The most recent estimates of how many workers are in this group or are working part time because they can’t find full-time jobs don’t yet include April’s numbers. Based on the first quarter 2012 figures available, however, probably more than 174,000 Kansans, or 11 percent of the workforce, would take a full-time job, Tenbrink estimated.

The shrinking workforce is a disturbing omen for the state’s economy, said Ernie Goss, a Creighton University economist in Omaha who also watches Kansas economic trends.

Having fewer workers instead of more jobs “makes unemployment rates better for the wrong reason,” he said.

Unlike labor department statisticians who use month-end results to track Kansas’ performance, Goss seeks signs of how things might change in the future.

Each month, he and fellow economists at the Creighton Economic Forecasting Group, an analytical arm of Creighton’s business college, conduct two surveys — of business purchasing managers in cities and community bankers in small-town and rural areas — throughout the Midwest, asking for their view of economic conditions in their communities in the next three to six months.

The results are then converted into a 100-point index on which readings above 50 indicate expected growth or expansion, and readings below 50 indicate contraction or recession.

The latest numbers for Kansas and its labor market, released Thursday, are mixed, Goss said. The state’s overall index is a healthy 62.1, up from 49.1 in April. High land values in rural Kansas, farm income prospects and a drop in energy prices were big contributors to the change, he said.

But the state’s jobs indexes, which are a positive 60.5 in rural areas and 57.8 in population centers, both appear vulnerable, Goss said. Farm incomes rely heavily on crop production, and farmers and business owners in parts of Kansas still worry about the lingering dry weather. Future population center job prospects remain uncertain in the state’s aircraft manufacturing and food processing industries, Goss said.

“I think we’re going to be hitting a soft patch in the next six months,” Goss said.

Kansas’ mostly rural areas — outside Kansas City, Wichita, Topeka, Manhattan and Lawrence — generally have been better in soft patches than the population centers, said Jeremy Hill, director of Wichita State University’s Center for Economic Development and Business Research. Hill has been pulling new information together for the department’s next round of state and regional forecasts.

Farm incomes and land values haven’t fallen to the same job-wounding forces felt by the population centers, Hill said.
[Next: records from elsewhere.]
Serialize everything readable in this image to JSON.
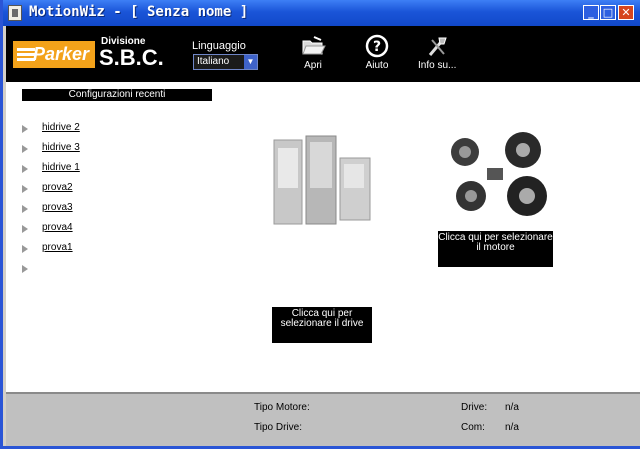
{
  "window": {
    "title": "MotionWiz - [ Senza nome ]",
    "min": "_",
    "max": "□",
    "close": "✕"
  },
  "header": {
    "brand": "Parker",
    "division_label": "Divisione",
    "division_name": "S.B.C.",
    "language_label": "Linguaggio",
    "language_value": "Italiano",
    "buttons": {
      "open": "Apri",
      "help": "Aiuto",
      "info": "Info su..."
    }
  },
  "recent": {
    "title": "Configurazioni recenti",
    "items": [
      "hidrive 2",
      "hidrive 3",
      "hidrive 1",
      "prova2",
      "prova3",
      "prova4",
      "prova1",
      ""
    ]
  },
  "drive": {
    "caption": "Clicca qui per selezionare il drive"
  },
  "motor": {
    "caption": "Clicca qui per selezionare il motore"
  },
  "status": {
    "motor_type_label": "Tipo Motore:",
    "drive_type_label": "Tipo Drive:",
    "drive_label": "Drive:",
    "drive_value": "n/a",
    "com_label": "Com:",
    "com_value": "n/a"
  },
  "icons": {
    "open": "folder-open-icon",
    "help": "help-icon",
    "info": "tools-icon"
  }
}
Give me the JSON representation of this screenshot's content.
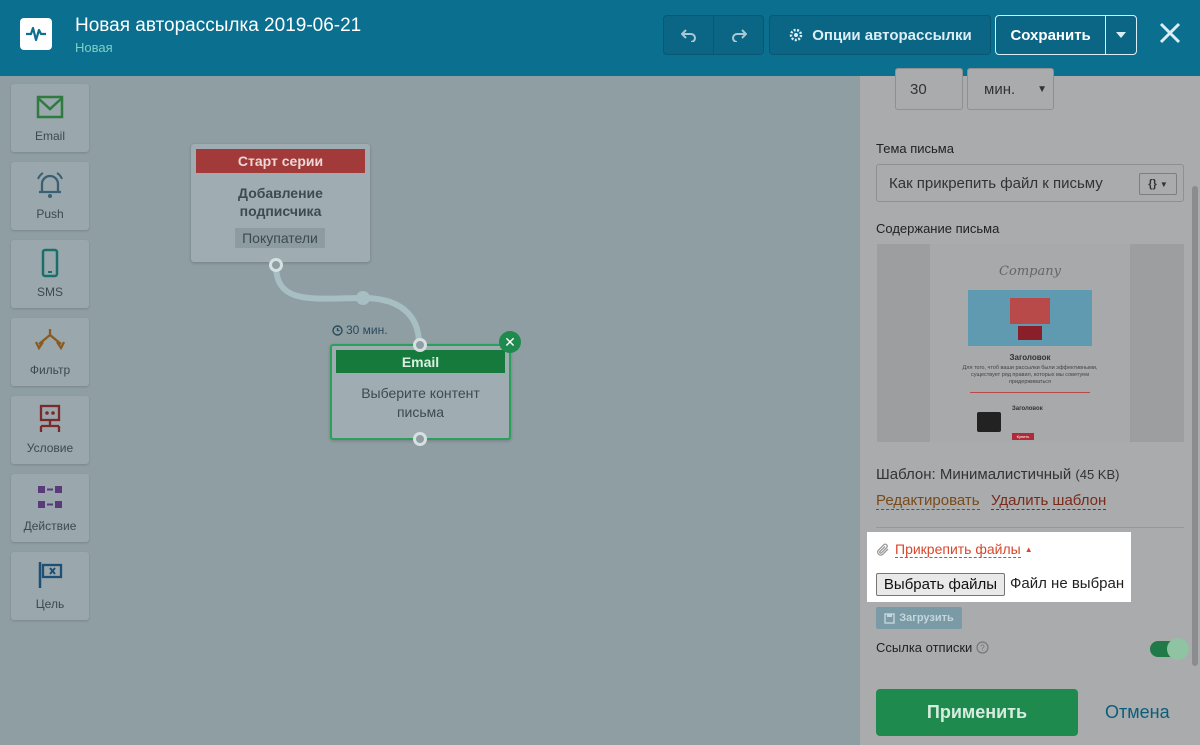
{
  "header": {
    "title": "Новая авторассылка 2019-06-21",
    "status": "Новая",
    "options_label": "Опции авторассылки",
    "save_label": "Сохранить"
  },
  "palette": {
    "items": [
      {
        "label": "Email",
        "icon": "envelope-icon"
      },
      {
        "label": "Push",
        "icon": "bell-icon"
      },
      {
        "label": "SMS",
        "icon": "phone-icon"
      },
      {
        "label": "Фильтр",
        "icon": "filter-icon"
      },
      {
        "label": "Условие",
        "icon": "condition-icon"
      },
      {
        "label": "Действие",
        "icon": "action-icon"
      },
      {
        "label": "Цель",
        "icon": "flag-icon"
      }
    ]
  },
  "canvas": {
    "start_node": {
      "header": "Старт серии",
      "line1": "Добавление",
      "line2": "подписчика",
      "tag": "Покупатели"
    },
    "delay_label": "30 мин.",
    "email_node": {
      "header": "Email",
      "line1": "Выберите контент",
      "line2": "письма"
    }
  },
  "panel": {
    "delay_value": "30",
    "delay_unit": "мин.",
    "subject_label": "Тема письма",
    "subject_value": "Как прикрепить файл к письму",
    "content_label": "Содержание письма",
    "template_name": "Шаблон: Минималистичный",
    "template_size": "(45 KB)",
    "edit_link": "Редактировать",
    "delete_link": "Удалить шаблон",
    "attach_link": "Прикрепить файлы",
    "choose_files_label": "Выбрать файлы",
    "file_status": "Файл не выбран",
    "upload_label": "Загрузить",
    "unsubscribe_label": "Ссылка отписки",
    "unsubscribe_enabled": true,
    "apply_label": "Применить",
    "cancel_label": "Отмена"
  },
  "preview": {
    "brand": "Company",
    "heading": "Заголовок",
    "text": "Для того, чтоб ваши рассылки были эффективными, существует ряд правил, которых мы советуем придерживаться",
    "heading2": "Заголовок",
    "button": "Купить"
  },
  "colors": {
    "topbar": "#0b6f8f",
    "accent_green": "#1f8a4e",
    "start_red": "#a23a3a",
    "link_orange": "#d9472b"
  }
}
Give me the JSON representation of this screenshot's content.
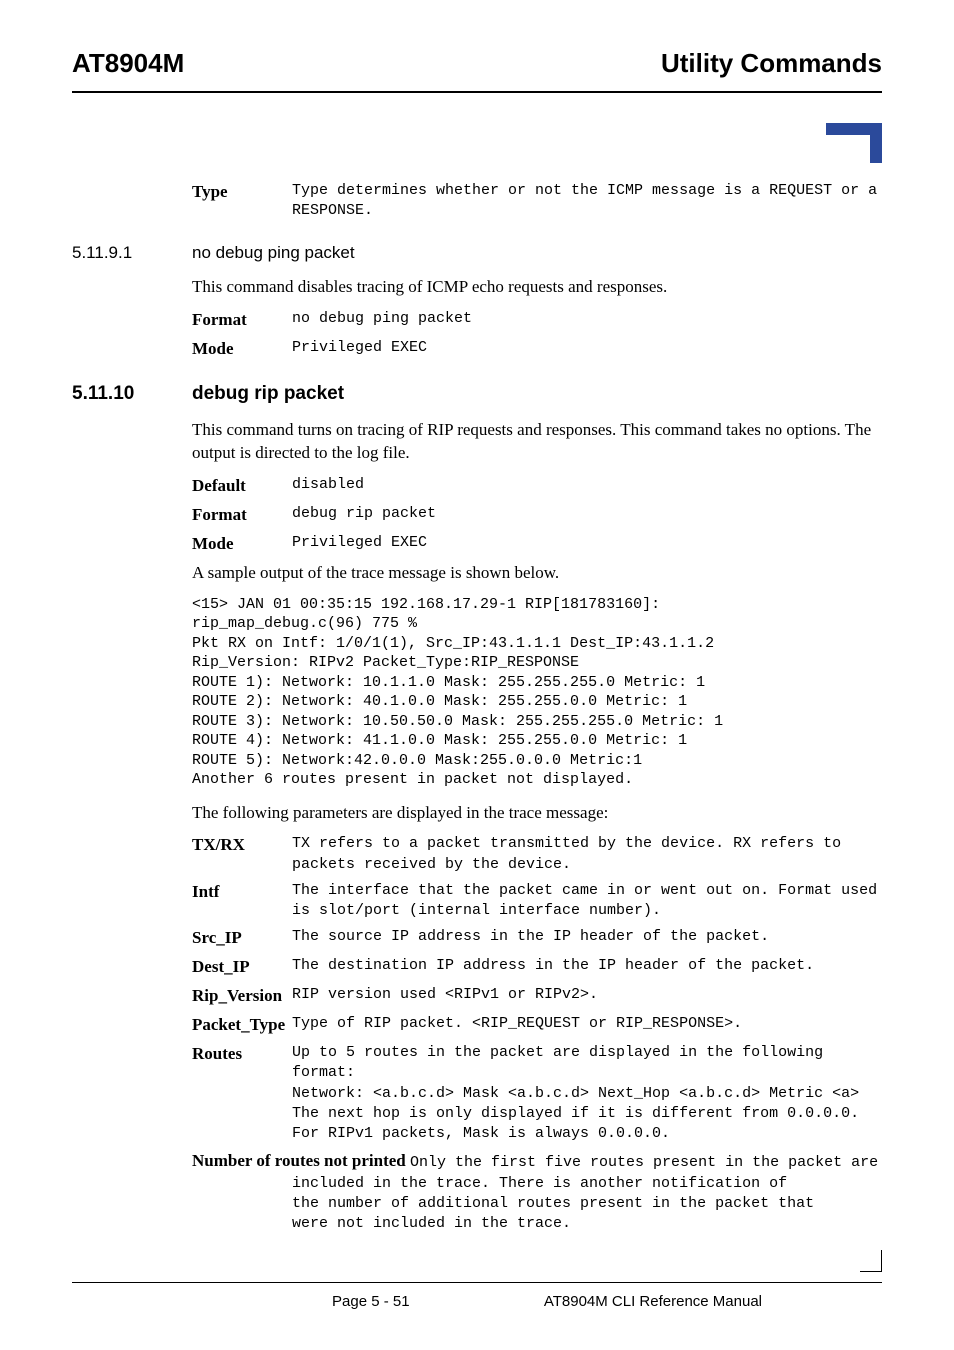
{
  "header": {
    "left": "AT8904M",
    "right": "Utility Commands"
  },
  "type_row": {
    "label": "Type",
    "value": "Type determines whether or not the ICMP message is a REQUEST or a RESPONSE."
  },
  "s51191": {
    "num": "5.11.9.1",
    "title": "no debug ping packet",
    "intro": "This command disables tracing of ICMP echo requests and responses.",
    "rows": [
      {
        "label": "Format",
        "value": "no debug ping packet"
      },
      {
        "label": "Mode",
        "value": "Privileged EXEC"
      }
    ]
  },
  "s51110": {
    "num": "5.11.10",
    "title": "debug rip packet",
    "intro": "This command turns on tracing of RIP requests and responses. This command takes no options. The output is directed to the log file.",
    "rows": [
      {
        "label": "Default",
        "value": "disabled"
      },
      {
        "label": "Format",
        "value": "debug rip packet"
      },
      {
        "label": "Mode",
        "value": "Privileged EXEC"
      }
    ],
    "sample_intro": "A sample output of the trace message is shown below.",
    "sample": "<15> JAN 01 00:35:15 192.168.17.29-1 RIP[181783160]:\nrip_map_debug.c(96) 775 %\nPkt RX on Intf: 1/0/1(1), Src_IP:43.1.1.1 Dest_IP:43.1.1.2\nRip_Version: RIPv2 Packet_Type:RIP_RESPONSE\nROUTE 1): Network: 10.1.1.0 Mask: 255.255.255.0 Metric: 1\nROUTE 2): Network: 40.1.0.0 Mask: 255.255.0.0 Metric: 1\nROUTE 3): Network: 10.50.50.0 Mask: 255.255.255.0 Metric: 1\nROUTE 4): Network: 41.1.0.0 Mask: 255.255.0.0 Metric: 1\nROUTE 5): Network:42.0.0.0 Mask:255.0.0.0 Metric:1\nAnother 6 routes present in packet not displayed.",
    "params_intro": "The following parameters are displayed in the trace message:",
    "params": [
      {
        "label": "TX/RX",
        "value": "TX refers to a packet transmitted by the device. RX refers to packets received by the device."
      },
      {
        "label": "Intf",
        "value": "The interface that the packet came in or went out on. Format used is slot/port (internal interface number)."
      },
      {
        "label": "Src_IP",
        "value": "The source IP address in the IP header of the packet."
      },
      {
        "label": "Dest_IP",
        "value": "The destination IP address in the IP header of the packet."
      },
      {
        "label": "Rip_Version",
        "value": "RIP version used <RIPv1 or RIPv2>."
      },
      {
        "label": "Packet_Type",
        "value": "Type of RIP packet. <RIP_REQUEST or RIP_RESPONSE>."
      },
      {
        "label": "Routes",
        "value": "Up to 5 routes in the packet are displayed in the following format:\nNetwork: <a.b.c.d> Mask <a.b.c.d> Next_Hop <a.b.c.d> Metric <a>\nThe next hop is only displayed if it is different from 0.0.0.0.\nFor RIPv1 packets, Mask is always 0.0.0.0."
      }
    ],
    "last_param": {
      "label": "Number of routes not printed",
      "value": "Only the first five routes present in the packet are included in the trace. There is another notification of the number of additional routes present in the packet that were not included in the trace."
    }
  },
  "footer": {
    "page": "Page 5 - 51",
    "doc": "AT8904M CLI Reference Manual"
  }
}
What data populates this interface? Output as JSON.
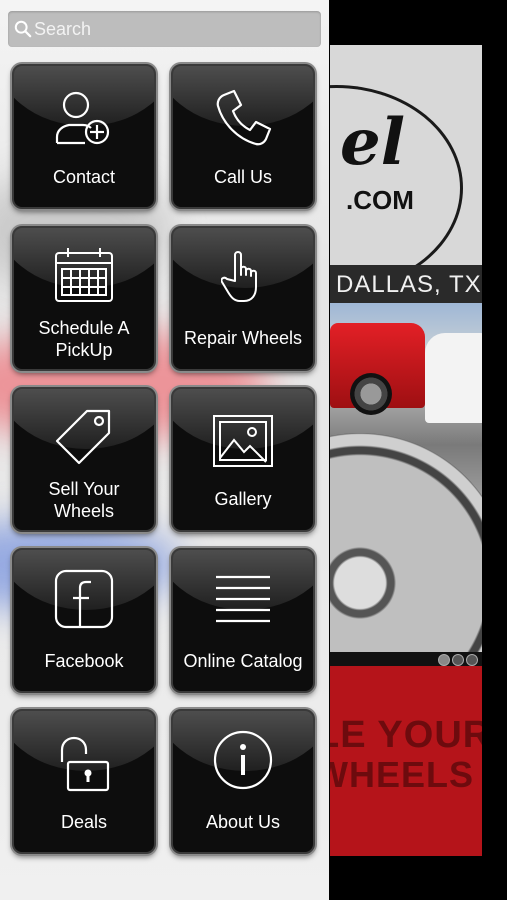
{
  "search": {
    "placeholder": "Search"
  },
  "menu": [
    {
      "label": "Contact",
      "icon": "add-user-icon"
    },
    {
      "label": "Call Us",
      "icon": "phone-icon"
    },
    {
      "label": "Schedule A\nPickUp",
      "icon": "calendar-icon"
    },
    {
      "label": "Repair Wheels",
      "icon": "pointing-hand-icon"
    },
    {
      "label": "Sell Your\nWheels",
      "icon": "price-tag-icon"
    },
    {
      "label": "Gallery",
      "icon": "image-icon"
    },
    {
      "label": "Facebook",
      "icon": "facebook-icon"
    },
    {
      "label": "Online Catalog",
      "icon": "list-icon"
    },
    {
      "label": "Deals",
      "icon": "unlocked-padlock-icon"
    },
    {
      "label": "About Us",
      "icon": "info-icon"
    }
  ],
  "background": {
    "logo_script": "el",
    "logo_domain": ".COM",
    "city": "DALLAS, TX",
    "promo_line1": "LE YOUR",
    "promo_line2": "WHEELS"
  },
  "colors": {
    "tile": "#0d0d0d",
    "promo": "#b5141a",
    "drawer": "#e8e8e8"
  }
}
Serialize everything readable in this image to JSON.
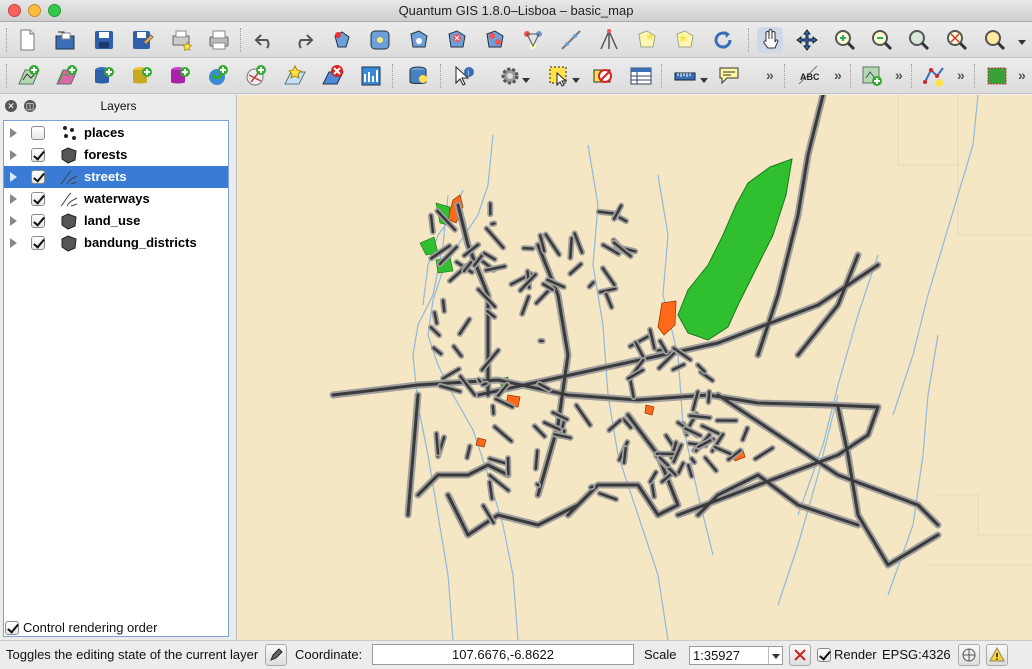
{
  "window": {
    "title": "Quantum GIS 1.8.0–Lisboa – basic_map"
  },
  "toolbar1": {
    "icons": [
      "new-project-icon",
      "open-project-icon",
      "save-project-icon",
      "save-as-icon",
      "new-print-composer-icon",
      "print-icon",
      "undo-icon",
      "redo-icon",
      "current-edits-icon",
      "add-feature-icon",
      "move-feature-icon",
      "node-tool-icon",
      "delete-selected-icon",
      "cut-features-icon",
      "copy-features-icon",
      "paste-features-icon",
      "capture-icon",
      "pan-icon",
      "pan-to-selection-icon",
      "zoom-in-icon",
      "zoom-out-icon",
      "zoom-full-icon",
      "zoom-to-layer-icon",
      "zoom-to-selection-icon"
    ]
  },
  "toolbar2": {
    "icons": [
      "add-vector-layer-icon",
      "add-raster-layer-icon",
      "add-postgis-layer-icon",
      "add-spatialite-layer-icon",
      "add-mssql-layer-icon",
      "add-wms-layer-icon",
      "add-wfs-layer-icon",
      "new-shapefile-layer-icon",
      "remove-layer-icon",
      "new-spatialite-layer-icon",
      "add-delimited-text-icon",
      "database-icon",
      "identify-icon",
      "actions-icon",
      "select-icon",
      "deselect-icon",
      "attribute-table-icon",
      "measure-icon",
      "map-tips-icon",
      "labeling-icon",
      "georeferencer-icon",
      "digitize-icon",
      "raster-icon"
    ],
    "overflow": "»"
  },
  "layers_panel": {
    "title": "Layers",
    "layers": [
      {
        "name": "places",
        "checked": false,
        "icon": "point-layer-icon",
        "selected": false
      },
      {
        "name": "forests",
        "checked": true,
        "icon": "polygon-layer-icon",
        "selected": false
      },
      {
        "name": "streets",
        "checked": true,
        "icon": "line-layer-icon",
        "selected": true
      },
      {
        "name": "waterways",
        "checked": true,
        "icon": "line-layer-icon",
        "selected": false
      },
      {
        "name": "land_use",
        "checked": true,
        "icon": "polygon-layer-icon",
        "selected": false
      },
      {
        "name": "bandung_districts",
        "checked": true,
        "icon": "polygon-layer-icon",
        "selected": false
      }
    ],
    "control_rendering_order": {
      "label": "Control rendering order",
      "checked": true
    }
  },
  "map": {
    "background": "#f5e6c4",
    "street_color": "#3a3a3a",
    "street_casing": "#9e9e9e",
    "forest_color": "#2fbf2f",
    "landuse_color": "#ff6a1a",
    "water_color": "#8fb9de"
  },
  "status": {
    "message": "Toggles the editing state of the current layer",
    "coordinate_label": "Coordinate:",
    "coordinate_value": "107.6676,-6.8622",
    "scale_label": "Scale",
    "scale_value": "1:35927",
    "render_label": "Render",
    "render_checked": true,
    "crs": "EPSG:4326"
  }
}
“And you’ve got a surprising amount of manufacturing out there, too, making machinery and farm equipment,” he said.

And job prospects are looking up even in Kansas’ hardest-hit population center, Topeka, where state and local government job cuts have been especially painful, Hill said. More than 2,000 Kansas state employees lost jobs in a 2011 downsizing in which Kansas Gov. Sam Brownback abolished three state agencies. Topeka’s city government and its schools also have either laid employees off or left jobs vacant to save money. 

Mars Inc.  however, is opening a major chocolate factory next year in Topeka, which is projected to add 200 jobs to that local economy.